> **Prompt**
Please return each line of the listing below exactly as written.

> **Supplied records**
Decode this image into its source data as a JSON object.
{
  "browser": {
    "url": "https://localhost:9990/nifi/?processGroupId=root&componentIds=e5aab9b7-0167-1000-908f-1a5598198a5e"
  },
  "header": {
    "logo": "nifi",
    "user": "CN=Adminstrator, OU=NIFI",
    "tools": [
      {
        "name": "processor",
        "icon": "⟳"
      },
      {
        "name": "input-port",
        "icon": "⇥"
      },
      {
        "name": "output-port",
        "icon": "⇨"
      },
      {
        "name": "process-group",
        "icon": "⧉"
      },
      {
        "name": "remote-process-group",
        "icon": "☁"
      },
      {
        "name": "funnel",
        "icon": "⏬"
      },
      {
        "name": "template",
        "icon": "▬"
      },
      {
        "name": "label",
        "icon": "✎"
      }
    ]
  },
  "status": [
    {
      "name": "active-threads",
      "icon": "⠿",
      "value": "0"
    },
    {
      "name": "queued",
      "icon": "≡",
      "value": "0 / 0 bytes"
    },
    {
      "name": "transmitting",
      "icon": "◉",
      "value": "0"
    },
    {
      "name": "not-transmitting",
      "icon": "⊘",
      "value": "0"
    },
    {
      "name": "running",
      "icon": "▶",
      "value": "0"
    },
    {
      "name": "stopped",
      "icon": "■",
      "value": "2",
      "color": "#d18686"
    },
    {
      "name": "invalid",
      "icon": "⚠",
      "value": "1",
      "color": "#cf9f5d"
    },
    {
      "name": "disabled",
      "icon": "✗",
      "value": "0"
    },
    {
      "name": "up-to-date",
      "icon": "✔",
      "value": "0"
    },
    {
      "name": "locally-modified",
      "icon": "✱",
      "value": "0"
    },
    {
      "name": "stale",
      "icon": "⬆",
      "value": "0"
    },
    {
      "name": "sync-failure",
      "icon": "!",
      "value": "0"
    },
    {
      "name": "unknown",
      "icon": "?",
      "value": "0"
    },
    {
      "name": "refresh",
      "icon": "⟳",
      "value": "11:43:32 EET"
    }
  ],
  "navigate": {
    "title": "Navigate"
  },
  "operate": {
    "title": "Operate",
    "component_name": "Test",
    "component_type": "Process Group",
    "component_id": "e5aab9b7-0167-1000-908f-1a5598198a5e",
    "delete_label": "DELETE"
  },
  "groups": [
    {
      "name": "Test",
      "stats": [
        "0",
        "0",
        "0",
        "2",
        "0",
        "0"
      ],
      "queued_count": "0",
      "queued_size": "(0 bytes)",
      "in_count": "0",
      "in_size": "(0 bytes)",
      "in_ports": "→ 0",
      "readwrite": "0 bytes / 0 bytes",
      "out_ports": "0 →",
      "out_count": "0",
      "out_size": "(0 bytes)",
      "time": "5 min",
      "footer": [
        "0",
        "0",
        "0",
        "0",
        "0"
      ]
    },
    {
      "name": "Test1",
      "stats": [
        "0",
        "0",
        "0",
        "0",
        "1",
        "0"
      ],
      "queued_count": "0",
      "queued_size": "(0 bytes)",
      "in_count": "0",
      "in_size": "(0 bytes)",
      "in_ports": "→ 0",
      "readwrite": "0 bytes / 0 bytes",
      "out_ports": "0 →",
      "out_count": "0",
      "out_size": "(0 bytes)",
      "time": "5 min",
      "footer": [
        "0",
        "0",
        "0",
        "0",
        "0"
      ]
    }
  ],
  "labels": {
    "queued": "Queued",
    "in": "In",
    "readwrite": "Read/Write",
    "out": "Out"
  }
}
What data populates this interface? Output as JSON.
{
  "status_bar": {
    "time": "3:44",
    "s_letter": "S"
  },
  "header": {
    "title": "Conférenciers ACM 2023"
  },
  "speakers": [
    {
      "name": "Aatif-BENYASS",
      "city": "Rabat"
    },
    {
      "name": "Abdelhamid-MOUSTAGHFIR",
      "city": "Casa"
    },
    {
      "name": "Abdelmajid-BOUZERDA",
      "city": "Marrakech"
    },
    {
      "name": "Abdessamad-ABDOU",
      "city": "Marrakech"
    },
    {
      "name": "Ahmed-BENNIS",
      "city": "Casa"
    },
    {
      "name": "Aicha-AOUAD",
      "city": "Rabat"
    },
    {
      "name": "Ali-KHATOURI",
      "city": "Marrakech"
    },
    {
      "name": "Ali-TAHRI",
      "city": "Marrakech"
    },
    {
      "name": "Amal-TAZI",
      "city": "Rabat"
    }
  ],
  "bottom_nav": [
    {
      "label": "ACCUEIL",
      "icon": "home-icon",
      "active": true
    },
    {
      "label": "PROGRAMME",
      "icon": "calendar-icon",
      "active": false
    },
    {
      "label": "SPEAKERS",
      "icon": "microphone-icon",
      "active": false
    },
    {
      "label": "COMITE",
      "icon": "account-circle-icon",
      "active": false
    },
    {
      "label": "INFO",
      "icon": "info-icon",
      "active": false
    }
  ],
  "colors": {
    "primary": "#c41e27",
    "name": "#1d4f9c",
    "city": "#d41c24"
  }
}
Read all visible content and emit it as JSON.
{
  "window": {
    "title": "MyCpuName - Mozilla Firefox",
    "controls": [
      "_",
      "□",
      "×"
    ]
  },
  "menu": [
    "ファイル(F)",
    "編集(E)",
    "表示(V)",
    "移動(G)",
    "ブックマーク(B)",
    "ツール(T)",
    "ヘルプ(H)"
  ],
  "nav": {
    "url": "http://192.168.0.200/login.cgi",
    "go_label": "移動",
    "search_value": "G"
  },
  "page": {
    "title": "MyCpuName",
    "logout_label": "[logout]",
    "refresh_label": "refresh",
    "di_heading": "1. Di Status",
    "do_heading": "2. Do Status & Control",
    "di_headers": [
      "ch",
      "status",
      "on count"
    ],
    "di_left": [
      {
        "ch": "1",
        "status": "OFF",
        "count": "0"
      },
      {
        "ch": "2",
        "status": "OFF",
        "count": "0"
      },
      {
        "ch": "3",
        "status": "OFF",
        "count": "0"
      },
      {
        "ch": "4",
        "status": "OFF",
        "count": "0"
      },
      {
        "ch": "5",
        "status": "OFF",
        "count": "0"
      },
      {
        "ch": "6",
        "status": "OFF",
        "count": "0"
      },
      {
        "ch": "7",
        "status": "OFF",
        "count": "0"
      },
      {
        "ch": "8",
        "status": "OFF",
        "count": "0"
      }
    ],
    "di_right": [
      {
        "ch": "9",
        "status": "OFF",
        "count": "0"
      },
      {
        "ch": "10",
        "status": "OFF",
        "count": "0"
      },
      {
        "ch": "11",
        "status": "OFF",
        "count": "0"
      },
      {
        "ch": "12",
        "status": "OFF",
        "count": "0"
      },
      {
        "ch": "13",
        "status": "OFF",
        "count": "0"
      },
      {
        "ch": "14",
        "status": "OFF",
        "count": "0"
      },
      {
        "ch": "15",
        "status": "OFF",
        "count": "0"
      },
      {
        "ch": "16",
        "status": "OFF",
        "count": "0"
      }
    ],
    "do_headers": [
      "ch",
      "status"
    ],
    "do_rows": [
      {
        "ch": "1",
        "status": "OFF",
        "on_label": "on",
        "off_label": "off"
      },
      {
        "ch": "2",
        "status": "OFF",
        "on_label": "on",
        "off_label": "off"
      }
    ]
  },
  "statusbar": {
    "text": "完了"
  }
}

> **Written answer**
Decode this image into its source data as a JSON object.
{
  "browser": {
    "url": "https://localhost:9990/nifi/?processGroupId=root&componentIds=e5aab9b7-0167-1000-908f-1a5598198a5e"
  },
  "header": {
    "logo": "nifi",
    "user": "CN=Adminstrator, OU=NIFI",
    "tools": [
      {
        "name": "processor",
        "icon": "⟳"
      },
      {
        "name": "input-port",
        "icon": "⇥"
      },
      {
        "name": "output-port",
        "icon": "⇨"
      },
      {
        "name": "process-group",
        "icon": "⧉"
      },
      {
        "name": "remote-process-group",
        "icon": "☁"
      },
      {
        "name": "funnel",
        "icon": "⏬"
      },
      {
        "name": "template",
        "icon": "▬"
      },
      {
        "name": "label",
        "icon": "✎"
      }
    ]
  },
  "status": [
    {
      "name": "active-threads",
      "icon": "⠿",
      "value": "0"
    },
    {
      "name": "queued",
      "icon": "≡",
      "value": "0 / 0 bytes"
    },
    {
      "name": "transmitting",
      "icon": "◉",
      "value": "0"
    },
    {
      "name": "not-transmitting",
      "icon": "⊘",
      "value": "0"
    },
    {
      "name": "running",
      "icon": "▶",
      "value": "0"
    },
    {
      "name": "stopped",
      "icon": "■",
      "value": "2",
      "color": "#d18686"
    },
    {
      "name": "invalid",
      "icon": "⚠",
      "value": "1",
      "color": "#cf9f5d"
    },
    {
      "name": "disabled",
      "icon": "✗",
      "value": "0"
    },
    {
      "name": "up-to-date",
      "icon": "✔",
      "value": "0"
    },
    {
      "name": "locally-modified",
      "icon": "✱",
      "value": "0"
    },
    {
      "name": "stale",
      "icon": "⬆",
      "value": "0"
    },
    {
      "name": "sync-failure",
      "icon": "!",
      "value": "0"
    },
    {
      "name": "unknown",
      "icon": "?",
      "value": "0"
    },
    {
      "name": "refresh",
      "icon": "⟳",
      "value": "11:43:32 EET"
    }
  ],
  "navigate": {
    "title": "Navigate"
  },
  "operate": {
    "title": "Operate",
    "component_name": "Test",
    "component_type": "Process Group",
    "component_id": "e5aab9b7-0167-1000-908f-1a5598198a5e",
    "delete_label": "DELETE"
  },
  "groups": [
    {
      "name": "Test",
      "stats": [
        "0",
        "0",
        "0",
        "2",
        "0",
        "0"
      ],
      "queued_count": "0",
      "queued_size": "(0 bytes)",
      "in_count": "0",
      "in_size": "(0 bytes)",
      "in_ports": "→ 0",
      "readwrite": "0 bytes / 0 bytes",
      "out_ports": "0 →",
      "out_count": "0",
      "out_size": "(0 bytes)",
      "time": "5 min",
      "footer": [
        "0",
        "0",
        "0",
        "0",
        "0"
      ]
    },
    {
      "name": "Test1",
      "stats": [
        "0",
        "0",
        "0",
        "0",
        "1",
        "0"
      ],
      "queued_count": "0",
      "queued_size": "(0 bytes)",
      "in_count": "0",
      "in_size": "(0 bytes)",
      "in_ports": "→ 0",
      "readwrite": "0 bytes / 0 bytes",
      "out_ports": "0 →",
      "out_count": "0",
      "out_size": "(0 bytes)",
      "time": "5 min",
      "footer": [
        "0",
        "0",
        "0",
        "0",
        "0"
      ]
    }
  ],
  "labels": {
    "queued": "Queued",
    "in": "In",
    "readwrite": "Read/Write",
    "out": "Out"
  }
}
What data populates this interface? Output as JSON.
{
  "status_bar": {
    "time": "3:44",
    "s_letter": "S"
  },
  "header": {
    "title": "Conférenciers ACM 2023"
  },
  "speakers": [
    {
      "name": "Aatif-BENYASS",
      "city": "Rabat"
    },
    {
      "name": "Abdelhamid-MOUSTAGHFIR",
      "city": "Casa"
    },
    {
      "name": "Abdelmajid-BOUZERDA",
      "city": "Marrakech"
    },
    {
      "name": "Abdessamad-ABDOU",
      "city": "Marrakech"
    },
    {
      "name": "Ahmed-BENNIS",
      "city": "Casa"
    },
    {
      "name": "Aicha-AOUAD",
      "city": "Rabat"
    },
    {
      "name": "Ali-KHATOURI",
      "city": "Marrakech"
    },
    {
      "name": "Ali-TAHRI",
      "city": "Marrakech"
    },
    {
      "name": "Amal-TAZI",
      "city": "Rabat"
    }
  ],
  "bottom_nav": [
    {
      "label": "ACCUEIL",
      "icon": "home-icon",
      "active": true
    },
    {
      "label": "PROGRAMME",
      "icon": "calendar-icon",
      "active": false
    },
    {
      "label": "SPEAKERS",
      "icon": "microphone-icon",
      "active": false
    },
    {
      "label": "COMITE",
      "icon": "account-circle-icon",
      "active": false
    },
    {
      "label": "INFO",
      "icon": "info-icon",
      "active": false
    }
  ],
  "colors": {
    "primary": "#c41e27",
    "name": "#1d4f9c",
    "city": "#d41c24"
  }
}
Read all visible content and emit it as JSON.
{
  "window": {
    "title": "MyCpuName - Mozilla Firefox",
    "controls": [
      "_",
      "□",
      "×"
    ]
  },
  "menu": [
    "ファイル(F)",
    "編集(E)",
    "表示(V)",
    "移動(G)",
    "ブックマーク(B)",
    "ツール(T)",
    "ヘルプ(H)"
  ],
  "nav": {
    "url": "http://192.168.0.200/login.cgi",
    "go_label": "移動",
    "search_value": "G"
  },
  "page": {
    "title": "MyCpuName",
    "logout_label": "[logout]",
    "refresh_label": "refresh",
    "di_heading": "1. Di Status",
    "do_heading": "2. Do Status & Control",
    "di_headers": [
      "ch",
      "status",
      "on count"
    ],
    "di_left": [
      {
        "ch": "1",
        "status": "OFF",
        "count": "0"
      },
      {
        "ch": "2",
        "status": "OFF",
        "count": "0"
      },
      {
        "ch": "3",
        "status": "OFF",
        "count": "0"
      },
      {
        "ch": "4",
        "status": "OFF",
        "count": "0"
      },
      {
        "ch": "5",
        "status": "OFF",
        "count": "0"
      },
      {
        "ch": "6",
        "status": "OFF",
        "count": "0"
      },
      {
        "ch": "7",
        "status": "OFF",
        "count": "0"
      },
      {
        "ch": "8",
        "status": "OFF",
        "count": "0"
      }
    ],
    "di_right": [
      {
        "ch": "9",
        "status": "OFF",
        "count": "0"
      },
      {
        "ch": "10",
        "status": "OFF",
        "count": "0"
      },
      {
        "ch": "11",
        "status": "OFF",
        "count": "0"
      },
      {
        "ch": "12",
        "status": "OFF",
        "count": "0"
      },
      {
        "ch": "13",
        "status": "OFF",
        "count": "0"
      },
      {
        "ch": "14",
        "status": "OFF",
        "count": "0"
      },
      {
        "ch": "15",
        "status": "OFF",
        "count": "0"
      },
      {
        "ch": "16",
        "status": "OFF",
        "count": "0"
      }
    ],
    "do_headers": [
      "ch",
      "status"
    ],
    "do_rows": [
      {
        "ch": "1",
        "status": "OFF",
        "on_label": "on",
        "off_label": "off"
      },
      {
        "ch": "2",
        "status": "OFF",
        "on_label": "on",
        "off_label": "off"
      }
    ]
  },
  "statusbar": {
    "text": "完了"
  }
}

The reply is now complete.